A historic building firm featured in a recent BBC series has run into financial trouble. The work of William Anelay Limited featured in the BBC2 series Hairy Builders presented by Hairy Biker’s Dave Myers.

Myers followed the York-based conservation specialist around the country during the 15-part series which finished its run last month. The firm has now confirmed it has run into a cash flow crisis and is looking for help from creditors to continue trading.

William Anelay Limited was founded in 1747 and is one of the UK’s longest established construction companies. It said the recent problems “arose after a period of expansion with projects outside its usual sphere which proved financially and operationally difficult.”

Now the £38m turnover company is proposing a company voluntary arrangement (CVA) with creditors to allow it to keep trading.

The company currently has 190 staff, including in associated businesses Lowery Roofing, Hare and Ransome Joinery, Anelay Traditional Masonry and Anelay Building and Conservation, which are unaffected and will continue to trade as normal. Under a CVA, businesses pay creditors a certain agreed percentage in the pound to stay in business, avoid administration and, in William Anelay’s case, the potential loss of traditional craft skills.

William Anelay Ltd is being advised by Newtons Solicitors, Knaresborough, and accountants and insolvency specialists, RMT, Newcastle, which has written to creditors proposing the CVA as a way forward.

Bankers to the company, which currently has 17 schemes on site, including at York Mansion House, Bradford City Hall and Lancaster Castle, support the CVA proposition and it will become binding on all those involved if creditors representing more than 75 per cent of the outstanding debt vote to agree the proposal.
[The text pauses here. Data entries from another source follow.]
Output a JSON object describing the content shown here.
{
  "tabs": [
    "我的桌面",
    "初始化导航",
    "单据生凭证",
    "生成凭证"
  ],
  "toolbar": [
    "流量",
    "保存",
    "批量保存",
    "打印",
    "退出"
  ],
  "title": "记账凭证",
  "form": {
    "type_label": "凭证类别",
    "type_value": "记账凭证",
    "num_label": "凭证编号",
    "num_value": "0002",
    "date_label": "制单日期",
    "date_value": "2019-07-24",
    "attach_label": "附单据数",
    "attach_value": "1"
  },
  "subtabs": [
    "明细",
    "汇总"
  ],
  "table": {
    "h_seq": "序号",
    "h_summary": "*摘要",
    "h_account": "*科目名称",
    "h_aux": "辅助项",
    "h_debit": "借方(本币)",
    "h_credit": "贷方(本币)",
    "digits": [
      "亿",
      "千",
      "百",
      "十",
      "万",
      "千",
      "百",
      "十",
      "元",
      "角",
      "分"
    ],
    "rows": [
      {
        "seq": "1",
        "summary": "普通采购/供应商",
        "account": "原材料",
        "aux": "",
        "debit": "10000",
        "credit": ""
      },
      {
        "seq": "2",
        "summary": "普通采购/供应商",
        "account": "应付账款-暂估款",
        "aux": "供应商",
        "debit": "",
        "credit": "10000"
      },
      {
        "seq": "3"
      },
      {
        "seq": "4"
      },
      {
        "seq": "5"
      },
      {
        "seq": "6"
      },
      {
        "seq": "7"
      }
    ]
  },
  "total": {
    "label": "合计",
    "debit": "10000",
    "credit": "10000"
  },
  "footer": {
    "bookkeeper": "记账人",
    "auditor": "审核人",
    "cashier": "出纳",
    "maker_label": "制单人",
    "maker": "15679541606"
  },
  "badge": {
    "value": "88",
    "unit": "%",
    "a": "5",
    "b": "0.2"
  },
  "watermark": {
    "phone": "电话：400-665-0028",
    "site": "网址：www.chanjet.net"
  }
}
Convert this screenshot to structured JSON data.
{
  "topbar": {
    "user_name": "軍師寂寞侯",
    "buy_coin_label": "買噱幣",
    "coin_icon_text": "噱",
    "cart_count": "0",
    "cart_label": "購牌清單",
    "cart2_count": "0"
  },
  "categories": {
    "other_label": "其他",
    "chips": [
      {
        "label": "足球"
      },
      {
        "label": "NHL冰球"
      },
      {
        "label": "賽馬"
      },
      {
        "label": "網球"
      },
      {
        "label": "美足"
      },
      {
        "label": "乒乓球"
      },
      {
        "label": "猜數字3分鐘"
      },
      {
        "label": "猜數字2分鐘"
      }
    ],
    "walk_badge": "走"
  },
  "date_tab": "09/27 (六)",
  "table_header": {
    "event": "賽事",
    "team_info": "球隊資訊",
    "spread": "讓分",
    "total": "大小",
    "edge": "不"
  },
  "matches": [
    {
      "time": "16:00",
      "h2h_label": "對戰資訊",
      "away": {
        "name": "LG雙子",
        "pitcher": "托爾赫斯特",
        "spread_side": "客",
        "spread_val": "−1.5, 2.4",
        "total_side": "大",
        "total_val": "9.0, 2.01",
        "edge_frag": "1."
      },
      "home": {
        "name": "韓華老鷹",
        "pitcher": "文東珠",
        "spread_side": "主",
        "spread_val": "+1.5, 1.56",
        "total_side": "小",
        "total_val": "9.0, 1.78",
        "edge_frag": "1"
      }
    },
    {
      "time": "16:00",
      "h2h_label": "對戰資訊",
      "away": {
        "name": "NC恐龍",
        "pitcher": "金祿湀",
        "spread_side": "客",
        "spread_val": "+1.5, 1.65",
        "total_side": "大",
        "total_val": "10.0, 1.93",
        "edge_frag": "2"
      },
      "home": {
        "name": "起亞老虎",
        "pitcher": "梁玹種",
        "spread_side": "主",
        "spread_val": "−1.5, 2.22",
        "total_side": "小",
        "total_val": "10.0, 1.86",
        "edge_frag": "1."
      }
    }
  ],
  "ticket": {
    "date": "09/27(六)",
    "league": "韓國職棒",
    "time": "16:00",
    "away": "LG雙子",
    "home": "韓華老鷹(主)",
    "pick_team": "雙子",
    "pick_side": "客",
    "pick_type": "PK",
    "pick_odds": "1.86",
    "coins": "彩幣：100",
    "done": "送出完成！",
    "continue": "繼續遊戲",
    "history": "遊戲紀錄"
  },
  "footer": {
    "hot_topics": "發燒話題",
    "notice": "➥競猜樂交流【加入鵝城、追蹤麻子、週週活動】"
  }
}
Chairman Charles Anelay said: “While only a few projects outside our usual sphere have been involved, the values were significant and this has harmed our business performance and cash flow. They are now finished, save one, where completion is imminent and another, which has been brought under control, but unfortunately we are now unable to pay suppliers. We have a fresh approach, have returned to our core operations and have a strong order book for the next 12 months and beyond. We appreciate that the need for a CVA will be a great disappointment to subcontractors and suppliers who have supported us for many years but this is the best way to make a maximum and prompt return to creditors and we are totally committed to making it a success.

“Of course, it can work only if our customers are prepared to support the proposal as well.

“With our bank’s support and a successful completion of the proposed debt restructuring, we aim to continue in our current form and are committed to completing schemes under contract.”

Latest accounts filed at Companies House for the year to June 2015 show the company had a turnover of £33.4m and made a pre-tax profit of £493,000 employing 145 staff.

The most recent filing shows that commercial director Alan Bowers left as a director last month.

The company has a secured workload of £33m and £9m worth of projects under consideration in the current financial year and an additional £12m of work already secured for 2017-18.